Word for word, output every line of the material below, minus pictures.
===== Provided material
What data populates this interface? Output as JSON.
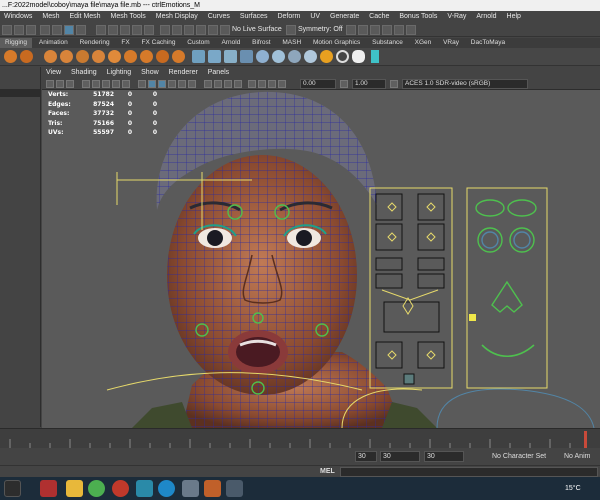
{
  "window": {
    "title": "...F:2022model\\coboy\\maya file\\maya file.mb  ---  ctrlEmotions_M"
  },
  "menubar": {
    "items": [
      "Windows",
      "Mesh",
      "Edit Mesh",
      "Mesh Tools",
      "Mesh Display",
      "Curves",
      "Surfaces",
      "Deform",
      "UV",
      "Generate",
      "Cache",
      "Bonus Tools",
      "V-Ray",
      "Arnold",
      "Help"
    ]
  },
  "statusline": {
    "live_surface": "No Live Surface",
    "symmetry": "Symmetry: Off"
  },
  "shelf": {
    "tabs": [
      "Rigging",
      "Animation",
      "Rendering",
      "FX",
      "FX Caching",
      "Custom",
      "Arnold",
      "Bifrost",
      "MASH",
      "Motion Graphics",
      "Substance",
      "XGen",
      "VRay",
      "DacToMaya"
    ],
    "active_tab": "Rigging"
  },
  "panel": {
    "menus": [
      "View",
      "Shading",
      "Lighting",
      "Show",
      "Renderer",
      "Panels"
    ],
    "near_value": "0.00",
    "far_value": "1.00",
    "color_space": "ACES 1.0 SDR-video (sRGB)"
  },
  "hud": {
    "rows": [
      {
        "label": "Verts:",
        "value": "51782",
        "v2": "0",
        "v3": "0"
      },
      {
        "label": "Edges:",
        "value": "87524",
        "v2": "0",
        "v3": "0"
      },
      {
        "label": "Faces:",
        "value": "37732",
        "v2": "0",
        "v3": "0"
      },
      {
        "label": "Tris:",
        "value": "75166",
        "v2": "0",
        "v3": "0"
      },
      {
        "label": "UVs:",
        "value": "55597",
        "v2": "0",
        "v3": "0"
      }
    ]
  },
  "range": {
    "start": "30",
    "end": "30",
    "current": "30",
    "character_set": "No Character Set",
    "anim_layer": "No Anim Layer"
  },
  "command_line": {
    "label": "MEL"
  },
  "taskbar": {
    "temperature": "15°C"
  },
  "colors": {
    "accent": "#5285a6",
    "wire": "#2a2aa0",
    "control": "#e6d96b",
    "viewport_bg": "#5a5a5a"
  }
}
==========
Result of this exercise
What data populates this interface? Output as JSON.
{
  "window": {
    "title": "...F:2022model\\coboy\\maya file\\maya file.mb  ---  ctrlEmotions_M"
  },
  "menubar": {
    "items": [
      "Windows",
      "Mesh",
      "Edit Mesh",
      "Mesh Tools",
      "Mesh Display",
      "Curves",
      "Surfaces",
      "Deform",
      "UV",
      "Generate",
      "Cache",
      "Bonus Tools",
      "V-Ray",
      "Arnold",
      "Help"
    ]
  },
  "statusline": {
    "live_surface": "No Live Surface",
    "symmetry": "Symmetry: Off"
  },
  "shelf": {
    "tabs": [
      "Rigging",
      "Animation",
      "Rendering",
      "FX",
      "FX Caching",
      "Custom",
      "Arnold",
      "Bifrost",
      "MASH",
      "Motion Graphics",
      "Substance",
      "XGen",
      "VRay",
      "DacToMaya"
    ],
    "active_tab": "Rigging"
  },
  "panel": {
    "menus": [
      "View",
      "Shading",
      "Lighting",
      "Show",
      "Renderer",
      "Panels"
    ],
    "near_value": "0.00",
    "far_value": "1.00",
    "color_space": "ACES 1.0 SDR-video (sRGB)"
  },
  "hud": {
    "rows": [
      {
        "label": "Verts:",
        "value": "51782",
        "v2": "0",
        "v3": "0"
      },
      {
        "label": "Edges:",
        "value": "87524",
        "v2": "0",
        "v3": "0"
      },
      {
        "label": "Faces:",
        "value": "37732",
        "v2": "0",
        "v3": "0"
      },
      {
        "label": "Tris:",
        "value": "75166",
        "v2": "0",
        "v3": "0"
      },
      {
        "label": "UVs:",
        "value": "55597",
        "v2": "0",
        "v3": "0"
      }
    ]
  },
  "range": {
    "start": "30",
    "end": "30",
    "current": "30",
    "character_set": "No Character Set",
    "anim_layer": "No Anim Layer"
  },
  "command_line": {
    "label": "MEL"
  },
  "taskbar": {
    "temperature": "15°C"
  },
  "colors": {
    "accent": "#5285a6",
    "wire": "#2a2aa0",
    "control": "#e6d96b",
    "viewport_bg": "#5a5a5a"
  }
}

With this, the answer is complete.